## Task to complete
Every line containing "icon" should be identified and copied from the data below.

## Data to examine
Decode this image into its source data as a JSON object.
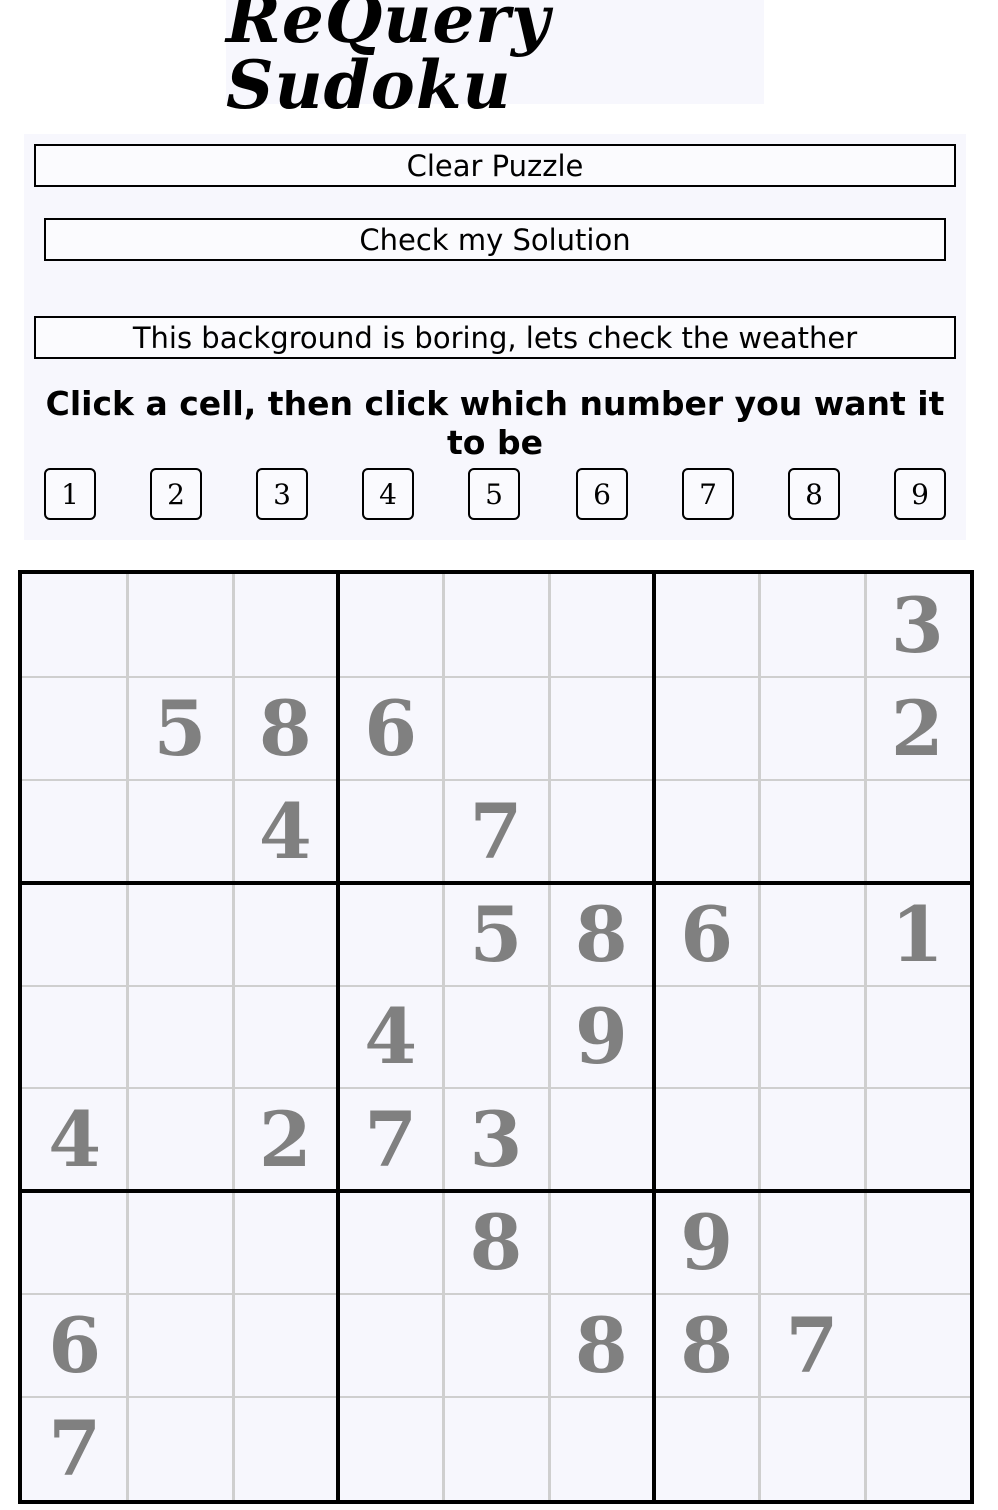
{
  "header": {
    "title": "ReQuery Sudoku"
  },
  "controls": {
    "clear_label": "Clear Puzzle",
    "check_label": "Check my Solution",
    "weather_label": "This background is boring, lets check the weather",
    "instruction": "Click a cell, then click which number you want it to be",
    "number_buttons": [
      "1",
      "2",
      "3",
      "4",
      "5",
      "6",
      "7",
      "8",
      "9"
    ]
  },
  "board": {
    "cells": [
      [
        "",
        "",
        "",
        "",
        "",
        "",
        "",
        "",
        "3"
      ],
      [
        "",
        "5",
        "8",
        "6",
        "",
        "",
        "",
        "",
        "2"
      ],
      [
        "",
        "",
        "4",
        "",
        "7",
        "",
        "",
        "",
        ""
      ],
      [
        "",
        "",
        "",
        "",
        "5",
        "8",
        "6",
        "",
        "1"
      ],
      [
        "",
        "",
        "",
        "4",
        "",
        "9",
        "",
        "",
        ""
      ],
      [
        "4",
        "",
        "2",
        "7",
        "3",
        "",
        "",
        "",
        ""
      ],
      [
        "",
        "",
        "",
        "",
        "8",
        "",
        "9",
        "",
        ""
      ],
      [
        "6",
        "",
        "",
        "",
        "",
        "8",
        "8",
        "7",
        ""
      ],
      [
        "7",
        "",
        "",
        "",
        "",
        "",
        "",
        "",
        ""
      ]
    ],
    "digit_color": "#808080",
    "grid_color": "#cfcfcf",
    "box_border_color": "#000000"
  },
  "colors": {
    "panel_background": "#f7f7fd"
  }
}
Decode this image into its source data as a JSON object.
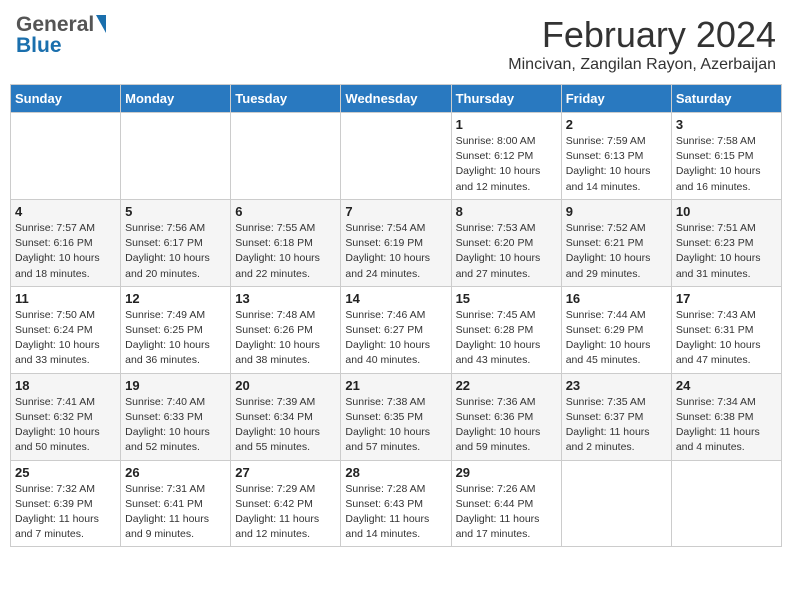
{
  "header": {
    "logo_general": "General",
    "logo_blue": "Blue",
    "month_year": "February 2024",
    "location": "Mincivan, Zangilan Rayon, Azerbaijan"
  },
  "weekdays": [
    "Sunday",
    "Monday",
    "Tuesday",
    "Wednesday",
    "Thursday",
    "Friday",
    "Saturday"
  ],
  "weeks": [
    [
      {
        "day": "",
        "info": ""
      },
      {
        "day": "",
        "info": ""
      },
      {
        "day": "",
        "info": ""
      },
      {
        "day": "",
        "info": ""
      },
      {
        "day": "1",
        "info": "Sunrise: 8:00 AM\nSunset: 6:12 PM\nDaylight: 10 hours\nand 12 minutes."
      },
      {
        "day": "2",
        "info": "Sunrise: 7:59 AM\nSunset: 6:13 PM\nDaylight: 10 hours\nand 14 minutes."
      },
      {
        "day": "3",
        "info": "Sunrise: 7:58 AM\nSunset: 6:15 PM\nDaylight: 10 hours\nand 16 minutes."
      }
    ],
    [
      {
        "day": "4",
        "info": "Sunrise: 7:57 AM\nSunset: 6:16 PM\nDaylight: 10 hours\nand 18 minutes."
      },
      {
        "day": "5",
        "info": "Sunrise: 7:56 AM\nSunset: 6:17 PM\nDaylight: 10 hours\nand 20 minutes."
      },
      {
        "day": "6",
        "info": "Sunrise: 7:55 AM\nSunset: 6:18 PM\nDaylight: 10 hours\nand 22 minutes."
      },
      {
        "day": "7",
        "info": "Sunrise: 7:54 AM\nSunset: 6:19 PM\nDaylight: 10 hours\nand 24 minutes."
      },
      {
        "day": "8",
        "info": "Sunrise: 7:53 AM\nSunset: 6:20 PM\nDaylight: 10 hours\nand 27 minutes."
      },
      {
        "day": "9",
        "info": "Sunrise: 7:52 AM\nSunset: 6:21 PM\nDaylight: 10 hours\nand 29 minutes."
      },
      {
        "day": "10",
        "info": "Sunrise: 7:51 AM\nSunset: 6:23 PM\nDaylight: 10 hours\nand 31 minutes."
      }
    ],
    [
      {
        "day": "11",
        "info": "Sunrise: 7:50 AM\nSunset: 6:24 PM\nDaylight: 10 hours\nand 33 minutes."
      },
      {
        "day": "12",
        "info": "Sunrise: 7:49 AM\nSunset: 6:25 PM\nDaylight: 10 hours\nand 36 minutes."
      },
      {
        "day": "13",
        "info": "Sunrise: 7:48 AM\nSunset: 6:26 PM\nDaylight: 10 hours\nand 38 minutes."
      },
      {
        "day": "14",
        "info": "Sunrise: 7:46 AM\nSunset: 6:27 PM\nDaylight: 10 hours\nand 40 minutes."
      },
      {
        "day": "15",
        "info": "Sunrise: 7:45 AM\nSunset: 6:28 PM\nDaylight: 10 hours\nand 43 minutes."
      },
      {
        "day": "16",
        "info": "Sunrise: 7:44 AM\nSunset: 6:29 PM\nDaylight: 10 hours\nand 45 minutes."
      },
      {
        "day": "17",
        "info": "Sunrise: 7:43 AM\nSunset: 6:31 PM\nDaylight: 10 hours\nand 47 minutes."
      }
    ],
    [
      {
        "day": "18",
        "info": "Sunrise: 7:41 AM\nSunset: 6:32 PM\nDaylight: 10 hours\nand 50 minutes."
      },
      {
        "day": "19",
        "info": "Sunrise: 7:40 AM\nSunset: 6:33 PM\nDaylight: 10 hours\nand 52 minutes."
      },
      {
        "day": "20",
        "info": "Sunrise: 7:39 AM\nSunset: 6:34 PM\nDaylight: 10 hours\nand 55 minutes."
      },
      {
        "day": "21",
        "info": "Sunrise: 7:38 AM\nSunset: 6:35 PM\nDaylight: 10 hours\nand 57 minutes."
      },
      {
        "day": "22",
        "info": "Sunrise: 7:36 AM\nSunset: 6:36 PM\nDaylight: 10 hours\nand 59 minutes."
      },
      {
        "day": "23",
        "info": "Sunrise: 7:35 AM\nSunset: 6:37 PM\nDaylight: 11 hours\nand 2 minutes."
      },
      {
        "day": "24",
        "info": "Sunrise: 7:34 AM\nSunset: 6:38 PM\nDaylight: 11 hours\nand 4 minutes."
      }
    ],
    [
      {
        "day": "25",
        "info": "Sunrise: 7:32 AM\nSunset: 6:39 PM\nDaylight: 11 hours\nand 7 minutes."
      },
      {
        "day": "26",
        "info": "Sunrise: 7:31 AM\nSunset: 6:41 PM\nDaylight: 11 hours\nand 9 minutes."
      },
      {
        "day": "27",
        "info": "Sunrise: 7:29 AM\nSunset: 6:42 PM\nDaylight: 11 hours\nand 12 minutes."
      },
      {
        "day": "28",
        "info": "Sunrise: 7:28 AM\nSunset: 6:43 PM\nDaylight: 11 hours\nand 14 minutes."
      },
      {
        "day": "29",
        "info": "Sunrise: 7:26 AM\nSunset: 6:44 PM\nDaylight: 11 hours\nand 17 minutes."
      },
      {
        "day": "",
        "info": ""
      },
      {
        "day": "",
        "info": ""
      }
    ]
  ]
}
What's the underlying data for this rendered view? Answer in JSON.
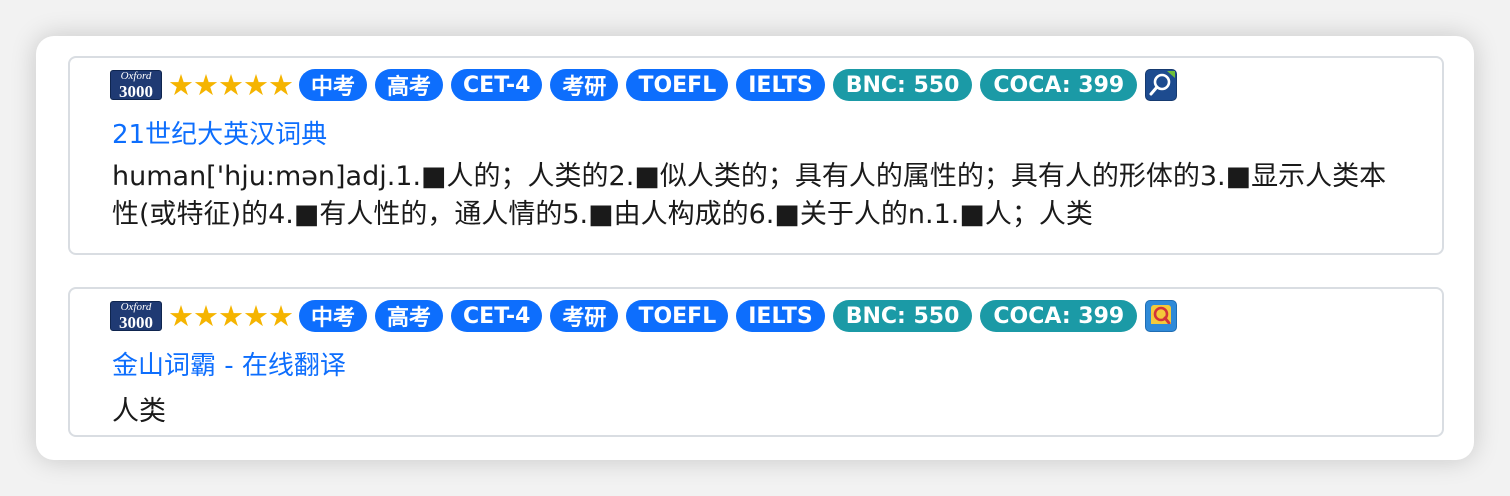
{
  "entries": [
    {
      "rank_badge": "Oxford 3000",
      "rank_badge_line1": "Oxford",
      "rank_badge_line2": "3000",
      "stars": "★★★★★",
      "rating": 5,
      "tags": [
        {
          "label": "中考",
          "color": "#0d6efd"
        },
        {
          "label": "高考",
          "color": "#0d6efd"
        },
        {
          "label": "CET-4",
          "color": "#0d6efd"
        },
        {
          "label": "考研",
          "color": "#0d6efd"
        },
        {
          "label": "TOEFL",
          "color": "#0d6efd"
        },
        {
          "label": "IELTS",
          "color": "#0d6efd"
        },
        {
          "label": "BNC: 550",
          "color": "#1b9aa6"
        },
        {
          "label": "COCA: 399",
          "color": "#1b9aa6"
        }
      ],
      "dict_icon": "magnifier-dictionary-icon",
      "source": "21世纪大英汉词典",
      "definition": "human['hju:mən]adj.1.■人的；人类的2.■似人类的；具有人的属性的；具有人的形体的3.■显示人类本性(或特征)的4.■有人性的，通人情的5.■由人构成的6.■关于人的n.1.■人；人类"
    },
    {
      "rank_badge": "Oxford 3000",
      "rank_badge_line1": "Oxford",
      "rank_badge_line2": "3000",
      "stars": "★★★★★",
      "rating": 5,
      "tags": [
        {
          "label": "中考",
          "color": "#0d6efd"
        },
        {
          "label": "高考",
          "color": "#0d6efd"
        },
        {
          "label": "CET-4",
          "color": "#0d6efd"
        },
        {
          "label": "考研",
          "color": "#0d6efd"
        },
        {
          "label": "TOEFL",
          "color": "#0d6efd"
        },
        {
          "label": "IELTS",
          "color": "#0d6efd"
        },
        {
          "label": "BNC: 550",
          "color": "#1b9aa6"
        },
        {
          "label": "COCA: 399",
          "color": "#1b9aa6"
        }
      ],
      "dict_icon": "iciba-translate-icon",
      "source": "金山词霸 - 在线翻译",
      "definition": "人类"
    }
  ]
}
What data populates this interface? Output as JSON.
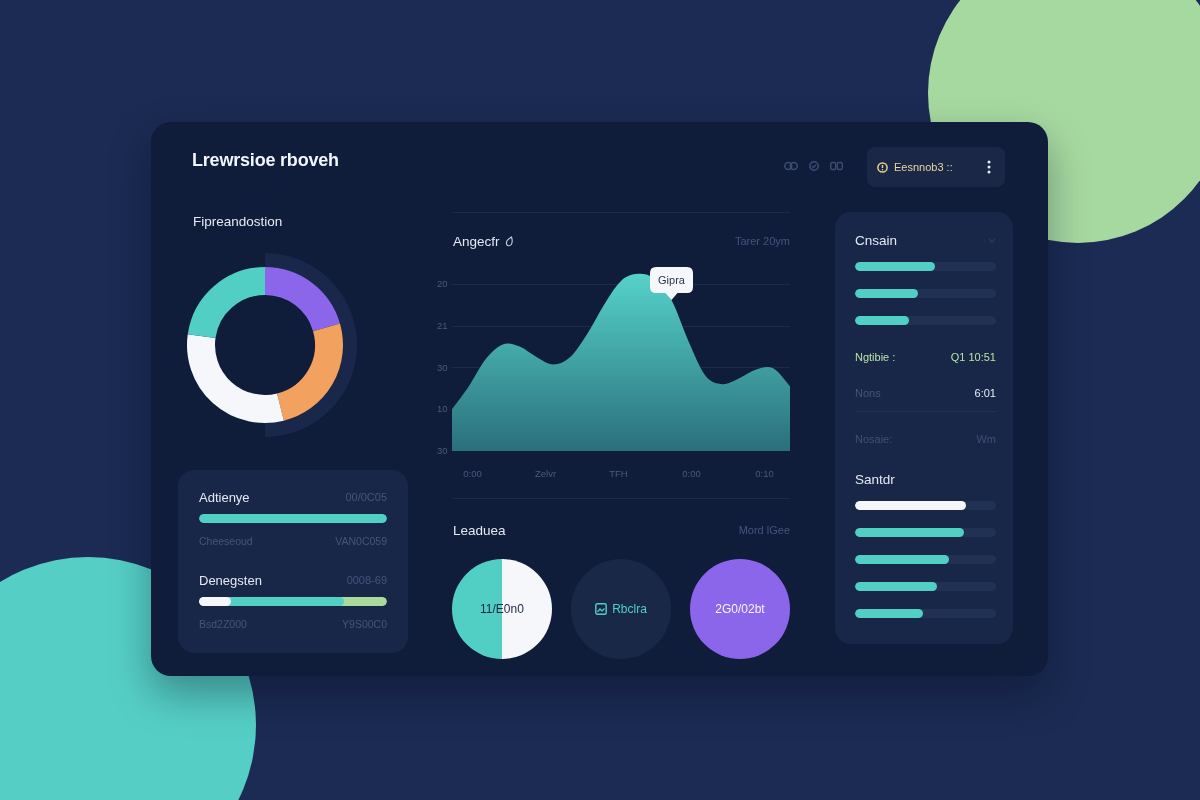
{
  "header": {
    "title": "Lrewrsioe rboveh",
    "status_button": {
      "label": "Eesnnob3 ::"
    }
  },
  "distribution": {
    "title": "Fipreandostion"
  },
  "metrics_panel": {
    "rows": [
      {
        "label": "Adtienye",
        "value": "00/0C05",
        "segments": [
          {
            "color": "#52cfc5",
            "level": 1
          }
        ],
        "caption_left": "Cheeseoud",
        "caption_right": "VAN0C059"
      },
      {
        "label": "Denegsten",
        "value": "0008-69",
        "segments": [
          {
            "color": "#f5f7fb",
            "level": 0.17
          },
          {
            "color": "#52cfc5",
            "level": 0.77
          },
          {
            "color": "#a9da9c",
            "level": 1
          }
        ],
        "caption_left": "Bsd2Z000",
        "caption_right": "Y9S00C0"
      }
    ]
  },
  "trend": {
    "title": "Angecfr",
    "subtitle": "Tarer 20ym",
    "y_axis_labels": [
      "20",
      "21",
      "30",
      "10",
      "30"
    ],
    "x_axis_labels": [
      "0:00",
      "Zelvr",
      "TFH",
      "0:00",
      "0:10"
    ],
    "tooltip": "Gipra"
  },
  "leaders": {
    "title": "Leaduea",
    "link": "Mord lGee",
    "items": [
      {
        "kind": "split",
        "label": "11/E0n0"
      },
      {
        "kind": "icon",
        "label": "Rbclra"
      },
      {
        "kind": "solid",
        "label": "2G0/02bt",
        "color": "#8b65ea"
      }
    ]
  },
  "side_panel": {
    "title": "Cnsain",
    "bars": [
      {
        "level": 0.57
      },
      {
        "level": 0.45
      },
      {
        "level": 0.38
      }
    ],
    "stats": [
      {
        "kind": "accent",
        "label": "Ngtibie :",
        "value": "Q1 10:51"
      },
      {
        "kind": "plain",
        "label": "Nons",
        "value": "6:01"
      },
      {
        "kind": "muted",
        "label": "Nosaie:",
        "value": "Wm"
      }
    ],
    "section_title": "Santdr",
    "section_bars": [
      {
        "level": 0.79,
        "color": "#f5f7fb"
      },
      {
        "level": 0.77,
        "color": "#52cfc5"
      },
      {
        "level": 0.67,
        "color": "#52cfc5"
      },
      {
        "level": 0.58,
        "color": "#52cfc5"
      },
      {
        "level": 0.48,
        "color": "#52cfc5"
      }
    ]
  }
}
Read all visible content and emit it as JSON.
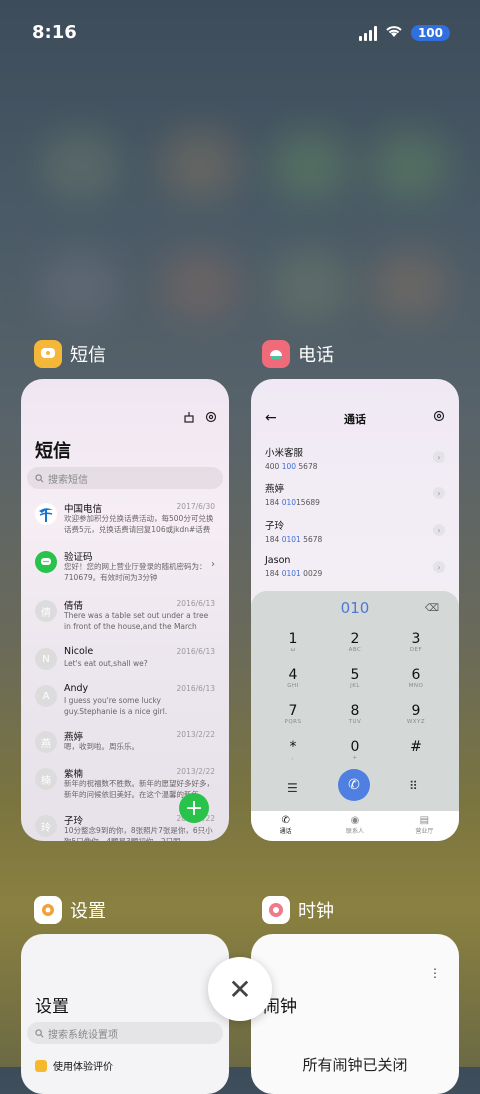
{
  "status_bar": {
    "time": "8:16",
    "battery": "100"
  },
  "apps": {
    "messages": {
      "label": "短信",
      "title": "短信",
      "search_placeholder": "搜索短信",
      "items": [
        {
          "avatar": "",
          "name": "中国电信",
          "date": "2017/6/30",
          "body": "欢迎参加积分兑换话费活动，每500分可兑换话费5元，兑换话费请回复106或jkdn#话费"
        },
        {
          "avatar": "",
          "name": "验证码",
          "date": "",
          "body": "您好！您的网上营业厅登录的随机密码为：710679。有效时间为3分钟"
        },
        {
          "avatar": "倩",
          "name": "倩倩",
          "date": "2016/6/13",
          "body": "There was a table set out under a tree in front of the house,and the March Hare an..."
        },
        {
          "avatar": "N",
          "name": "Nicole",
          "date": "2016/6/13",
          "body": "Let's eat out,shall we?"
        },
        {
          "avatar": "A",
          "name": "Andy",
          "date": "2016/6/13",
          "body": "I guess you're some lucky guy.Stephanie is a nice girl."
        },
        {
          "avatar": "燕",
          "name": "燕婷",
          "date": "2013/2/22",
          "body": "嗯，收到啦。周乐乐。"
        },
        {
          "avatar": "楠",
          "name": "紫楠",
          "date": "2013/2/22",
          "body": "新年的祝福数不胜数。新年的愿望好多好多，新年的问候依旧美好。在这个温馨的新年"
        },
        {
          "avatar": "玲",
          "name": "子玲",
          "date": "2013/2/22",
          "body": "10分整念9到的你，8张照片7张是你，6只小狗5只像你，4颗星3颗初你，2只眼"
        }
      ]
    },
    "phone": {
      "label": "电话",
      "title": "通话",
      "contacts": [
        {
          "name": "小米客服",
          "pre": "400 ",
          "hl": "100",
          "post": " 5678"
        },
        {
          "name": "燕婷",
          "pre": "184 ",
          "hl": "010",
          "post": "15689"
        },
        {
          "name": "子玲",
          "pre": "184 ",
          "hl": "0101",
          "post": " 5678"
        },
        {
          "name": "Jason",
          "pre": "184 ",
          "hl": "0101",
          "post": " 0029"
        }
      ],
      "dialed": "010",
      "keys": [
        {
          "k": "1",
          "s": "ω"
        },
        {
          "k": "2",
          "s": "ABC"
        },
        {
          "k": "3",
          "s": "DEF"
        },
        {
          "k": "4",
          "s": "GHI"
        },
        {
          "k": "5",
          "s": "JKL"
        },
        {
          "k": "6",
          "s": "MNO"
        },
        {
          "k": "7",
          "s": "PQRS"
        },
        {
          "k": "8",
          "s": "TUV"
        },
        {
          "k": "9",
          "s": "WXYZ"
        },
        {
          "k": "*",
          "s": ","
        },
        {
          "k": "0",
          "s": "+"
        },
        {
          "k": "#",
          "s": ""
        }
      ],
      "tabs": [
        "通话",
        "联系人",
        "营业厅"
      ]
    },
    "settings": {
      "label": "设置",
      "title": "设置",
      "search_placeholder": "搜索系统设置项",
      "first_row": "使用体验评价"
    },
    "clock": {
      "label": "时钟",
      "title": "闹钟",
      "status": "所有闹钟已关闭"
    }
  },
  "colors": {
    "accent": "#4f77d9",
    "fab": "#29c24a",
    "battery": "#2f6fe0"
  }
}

## Solution to this exercise
      "dict_icon": "magnifier-dictionary-icon",
      "dict_icon": "iciba-translate-icon",
        "kind": "icon",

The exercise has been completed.